- [Work required] Gather all lines in the records below that include the word "network".

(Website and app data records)

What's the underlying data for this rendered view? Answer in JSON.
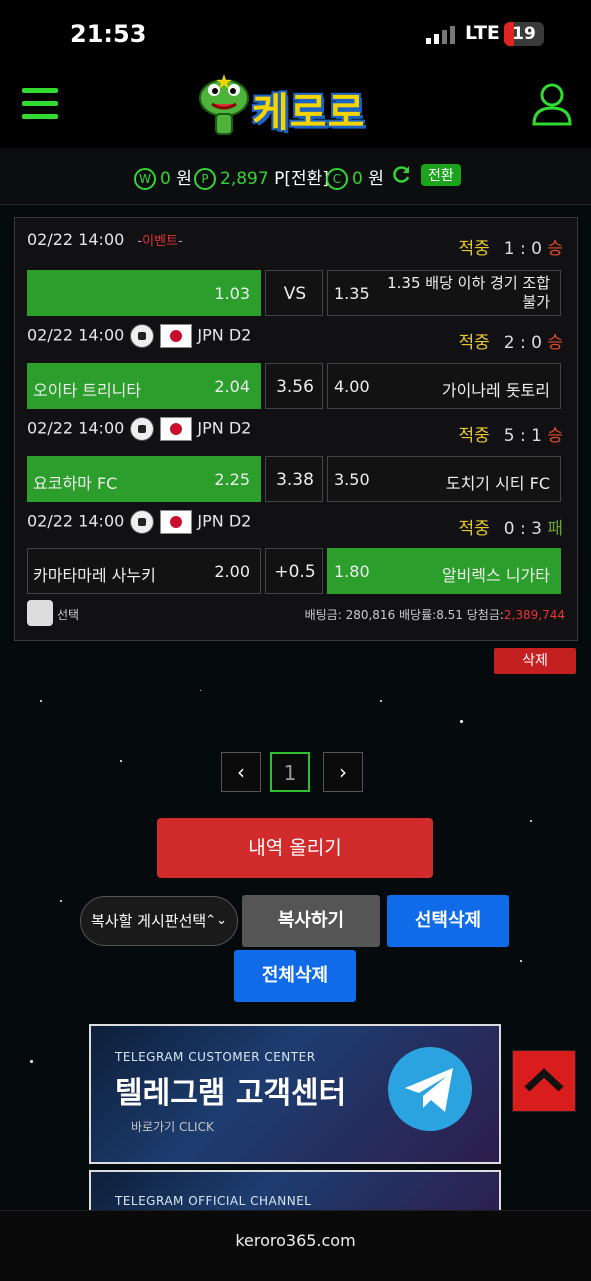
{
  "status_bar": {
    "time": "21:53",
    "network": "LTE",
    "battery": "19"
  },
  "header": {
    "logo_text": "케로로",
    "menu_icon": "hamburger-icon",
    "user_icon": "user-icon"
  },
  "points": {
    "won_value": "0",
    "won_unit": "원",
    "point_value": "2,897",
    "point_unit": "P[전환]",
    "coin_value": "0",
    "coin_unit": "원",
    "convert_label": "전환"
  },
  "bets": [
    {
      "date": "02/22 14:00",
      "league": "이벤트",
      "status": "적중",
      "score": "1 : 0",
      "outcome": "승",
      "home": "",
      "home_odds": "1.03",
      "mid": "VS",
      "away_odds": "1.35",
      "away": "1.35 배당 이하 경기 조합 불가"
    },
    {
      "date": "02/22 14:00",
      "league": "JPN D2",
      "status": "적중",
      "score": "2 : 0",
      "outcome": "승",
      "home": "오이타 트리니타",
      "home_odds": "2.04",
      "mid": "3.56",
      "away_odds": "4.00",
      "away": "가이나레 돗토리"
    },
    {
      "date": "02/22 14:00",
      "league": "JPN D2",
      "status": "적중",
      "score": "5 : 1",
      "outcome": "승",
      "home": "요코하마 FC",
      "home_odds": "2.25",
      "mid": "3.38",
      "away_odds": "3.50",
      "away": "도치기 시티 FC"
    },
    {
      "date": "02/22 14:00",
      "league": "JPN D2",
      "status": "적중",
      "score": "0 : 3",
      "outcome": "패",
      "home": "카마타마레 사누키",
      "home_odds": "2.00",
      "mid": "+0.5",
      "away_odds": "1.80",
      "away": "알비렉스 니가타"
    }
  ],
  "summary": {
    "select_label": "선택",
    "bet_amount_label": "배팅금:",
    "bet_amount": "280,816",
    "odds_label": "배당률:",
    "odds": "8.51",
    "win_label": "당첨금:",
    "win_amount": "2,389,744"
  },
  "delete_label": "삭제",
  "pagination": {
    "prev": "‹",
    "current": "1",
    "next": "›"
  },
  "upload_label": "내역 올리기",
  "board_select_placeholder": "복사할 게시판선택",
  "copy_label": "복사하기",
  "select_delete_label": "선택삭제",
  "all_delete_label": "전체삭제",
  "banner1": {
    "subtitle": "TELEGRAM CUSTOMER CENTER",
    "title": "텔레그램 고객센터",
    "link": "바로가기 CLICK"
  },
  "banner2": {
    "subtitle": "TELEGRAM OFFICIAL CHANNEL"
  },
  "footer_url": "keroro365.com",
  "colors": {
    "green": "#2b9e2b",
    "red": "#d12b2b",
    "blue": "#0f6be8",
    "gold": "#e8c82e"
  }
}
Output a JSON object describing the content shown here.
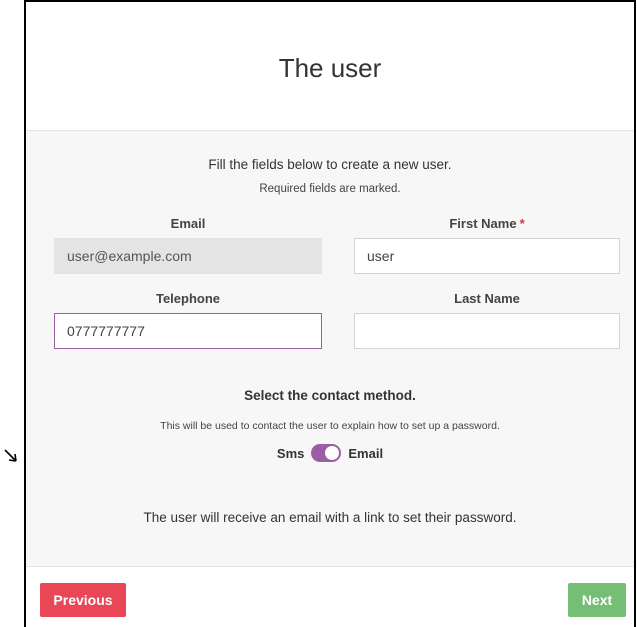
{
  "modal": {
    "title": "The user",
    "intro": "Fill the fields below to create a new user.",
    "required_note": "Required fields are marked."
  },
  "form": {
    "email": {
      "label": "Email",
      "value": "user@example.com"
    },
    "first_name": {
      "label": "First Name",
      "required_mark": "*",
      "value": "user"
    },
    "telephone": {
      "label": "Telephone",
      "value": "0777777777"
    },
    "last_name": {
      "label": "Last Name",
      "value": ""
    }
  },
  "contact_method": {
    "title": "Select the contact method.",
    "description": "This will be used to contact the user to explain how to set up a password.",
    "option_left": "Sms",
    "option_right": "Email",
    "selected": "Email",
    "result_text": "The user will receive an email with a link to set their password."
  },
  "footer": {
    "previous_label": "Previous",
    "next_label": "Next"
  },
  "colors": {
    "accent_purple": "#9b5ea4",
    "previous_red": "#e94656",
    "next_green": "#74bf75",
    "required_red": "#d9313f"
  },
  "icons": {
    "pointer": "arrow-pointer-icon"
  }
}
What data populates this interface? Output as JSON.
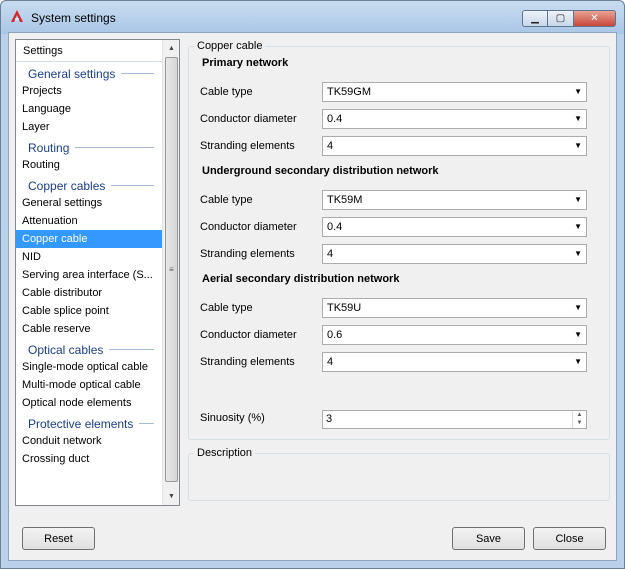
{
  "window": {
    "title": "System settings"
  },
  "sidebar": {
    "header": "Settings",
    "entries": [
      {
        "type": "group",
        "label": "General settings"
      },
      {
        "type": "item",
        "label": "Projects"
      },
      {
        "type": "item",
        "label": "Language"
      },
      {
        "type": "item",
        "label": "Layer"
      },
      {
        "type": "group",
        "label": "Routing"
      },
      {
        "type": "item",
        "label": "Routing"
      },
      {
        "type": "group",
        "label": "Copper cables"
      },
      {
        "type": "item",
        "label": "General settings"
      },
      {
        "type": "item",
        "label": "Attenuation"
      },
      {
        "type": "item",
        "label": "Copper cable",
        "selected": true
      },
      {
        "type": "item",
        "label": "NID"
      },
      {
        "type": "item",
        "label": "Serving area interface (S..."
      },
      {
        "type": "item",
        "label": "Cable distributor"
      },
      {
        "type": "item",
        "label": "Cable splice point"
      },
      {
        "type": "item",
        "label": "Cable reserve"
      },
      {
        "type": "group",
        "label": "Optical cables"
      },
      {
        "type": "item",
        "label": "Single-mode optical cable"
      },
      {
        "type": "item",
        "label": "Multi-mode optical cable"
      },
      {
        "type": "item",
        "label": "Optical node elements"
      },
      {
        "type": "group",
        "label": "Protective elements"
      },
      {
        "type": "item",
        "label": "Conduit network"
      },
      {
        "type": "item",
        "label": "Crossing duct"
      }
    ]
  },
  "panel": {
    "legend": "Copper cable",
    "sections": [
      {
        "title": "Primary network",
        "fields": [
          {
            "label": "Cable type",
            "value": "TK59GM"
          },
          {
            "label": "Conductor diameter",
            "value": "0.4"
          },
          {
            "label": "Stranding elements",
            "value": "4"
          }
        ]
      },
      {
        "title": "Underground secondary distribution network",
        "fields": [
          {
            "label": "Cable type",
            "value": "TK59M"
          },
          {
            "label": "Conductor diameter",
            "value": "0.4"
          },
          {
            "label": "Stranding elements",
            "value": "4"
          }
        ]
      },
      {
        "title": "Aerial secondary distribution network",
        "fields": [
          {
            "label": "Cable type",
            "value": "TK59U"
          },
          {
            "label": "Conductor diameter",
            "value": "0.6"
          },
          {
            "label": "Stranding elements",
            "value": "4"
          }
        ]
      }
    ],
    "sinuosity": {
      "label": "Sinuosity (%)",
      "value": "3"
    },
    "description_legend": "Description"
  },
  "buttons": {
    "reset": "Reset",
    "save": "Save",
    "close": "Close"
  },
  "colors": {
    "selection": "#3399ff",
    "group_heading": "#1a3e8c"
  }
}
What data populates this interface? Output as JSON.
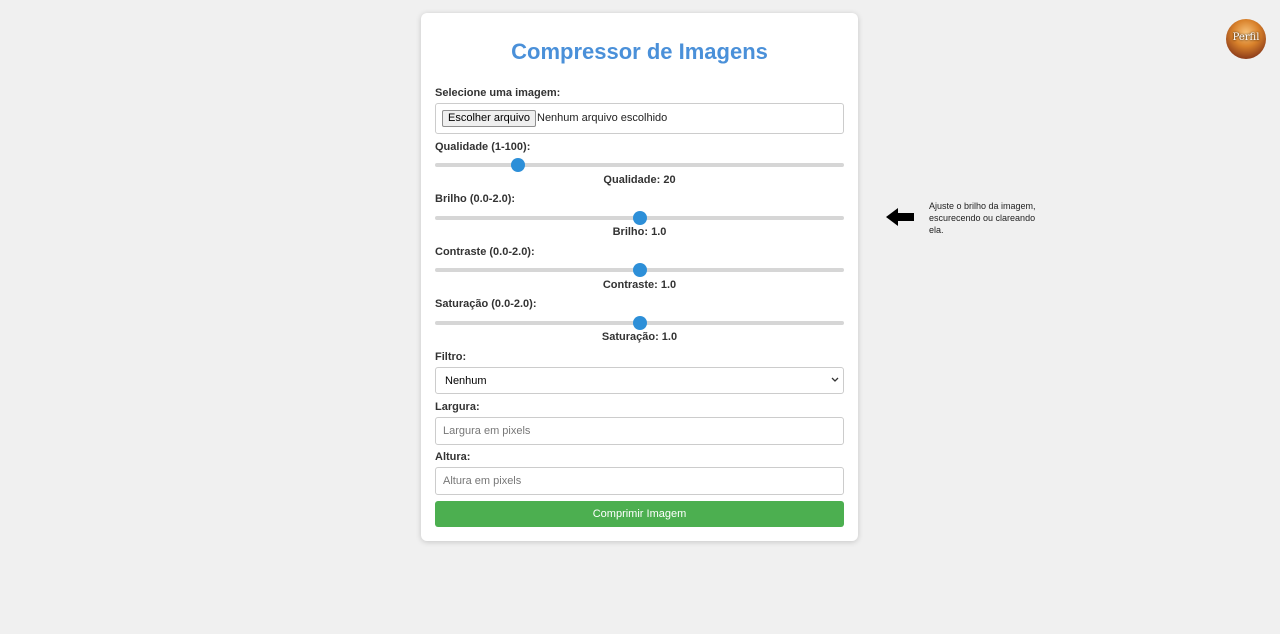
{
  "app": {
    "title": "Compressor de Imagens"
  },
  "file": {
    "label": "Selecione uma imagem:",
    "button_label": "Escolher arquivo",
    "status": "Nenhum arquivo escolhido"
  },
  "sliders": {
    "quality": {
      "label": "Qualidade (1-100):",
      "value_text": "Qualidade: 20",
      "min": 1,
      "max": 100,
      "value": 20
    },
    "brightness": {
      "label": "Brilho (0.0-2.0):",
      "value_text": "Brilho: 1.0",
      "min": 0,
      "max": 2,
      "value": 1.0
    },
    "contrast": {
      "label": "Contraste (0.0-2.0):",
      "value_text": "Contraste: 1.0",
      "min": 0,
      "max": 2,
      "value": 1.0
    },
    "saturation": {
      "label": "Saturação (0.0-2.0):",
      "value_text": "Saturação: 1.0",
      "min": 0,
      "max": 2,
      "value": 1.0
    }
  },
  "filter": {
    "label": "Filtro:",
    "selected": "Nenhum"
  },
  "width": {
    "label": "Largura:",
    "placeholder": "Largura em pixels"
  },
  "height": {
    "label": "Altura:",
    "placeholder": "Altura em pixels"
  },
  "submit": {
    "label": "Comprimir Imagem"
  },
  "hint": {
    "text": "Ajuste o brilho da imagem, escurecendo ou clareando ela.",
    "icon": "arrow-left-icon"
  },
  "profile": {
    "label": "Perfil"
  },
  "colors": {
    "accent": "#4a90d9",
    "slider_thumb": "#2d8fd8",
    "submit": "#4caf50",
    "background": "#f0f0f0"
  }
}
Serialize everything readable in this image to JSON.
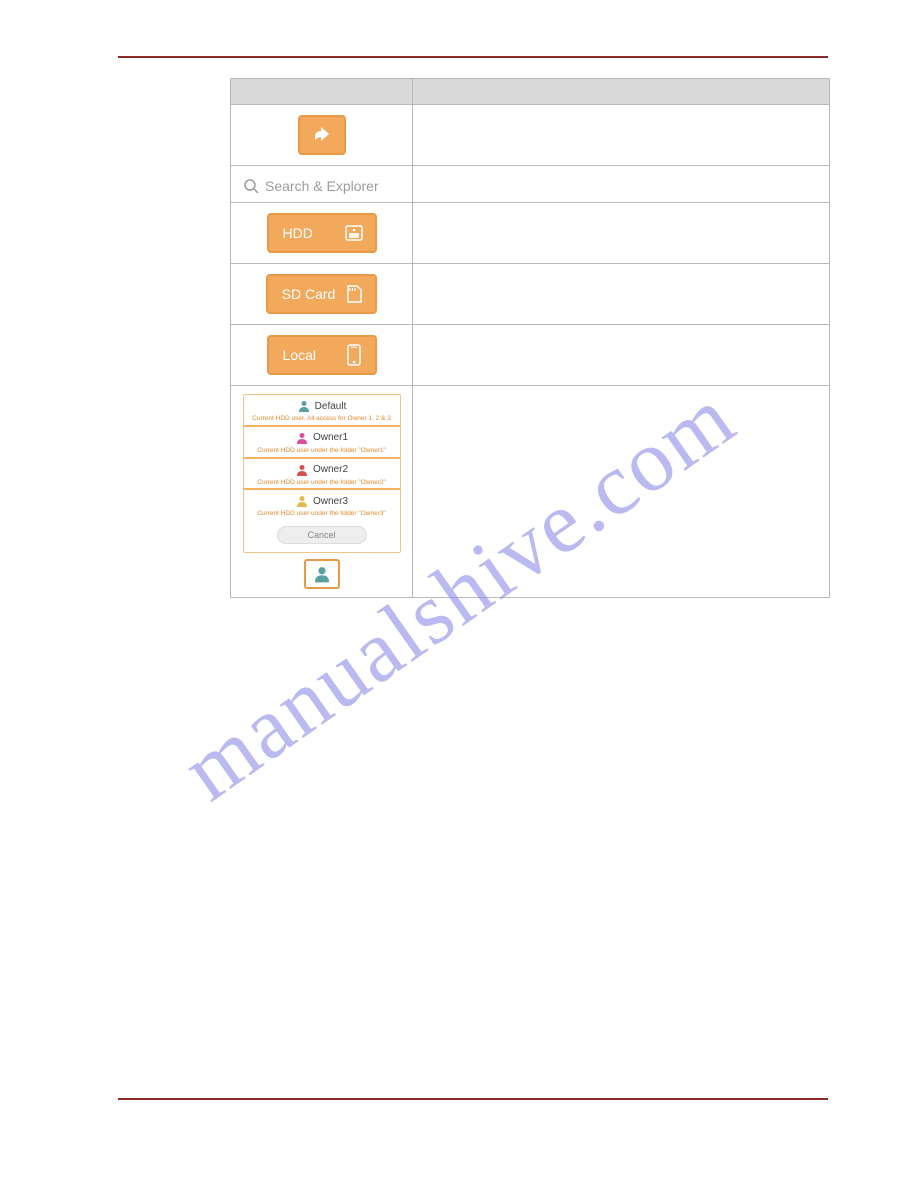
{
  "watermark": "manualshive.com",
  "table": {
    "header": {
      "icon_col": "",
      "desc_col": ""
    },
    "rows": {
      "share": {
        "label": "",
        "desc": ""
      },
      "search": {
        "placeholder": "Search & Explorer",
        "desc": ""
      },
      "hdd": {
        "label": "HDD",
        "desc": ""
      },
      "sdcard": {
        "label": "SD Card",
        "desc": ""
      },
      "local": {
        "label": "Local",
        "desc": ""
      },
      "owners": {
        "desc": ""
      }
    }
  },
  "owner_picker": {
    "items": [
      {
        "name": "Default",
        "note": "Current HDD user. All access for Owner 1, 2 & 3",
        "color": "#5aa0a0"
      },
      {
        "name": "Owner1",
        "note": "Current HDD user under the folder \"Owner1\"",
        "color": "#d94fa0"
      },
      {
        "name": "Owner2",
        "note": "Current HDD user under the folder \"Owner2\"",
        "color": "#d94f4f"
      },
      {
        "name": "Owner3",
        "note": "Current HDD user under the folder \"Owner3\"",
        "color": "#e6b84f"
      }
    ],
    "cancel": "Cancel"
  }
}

- [Solution to this task]
    "network": "LTE",
        "label": "Conduit network"
        "title": "Primary network",
        "title": "Underground secondary distribution network",
        "title": "Aerial secondary distribution network",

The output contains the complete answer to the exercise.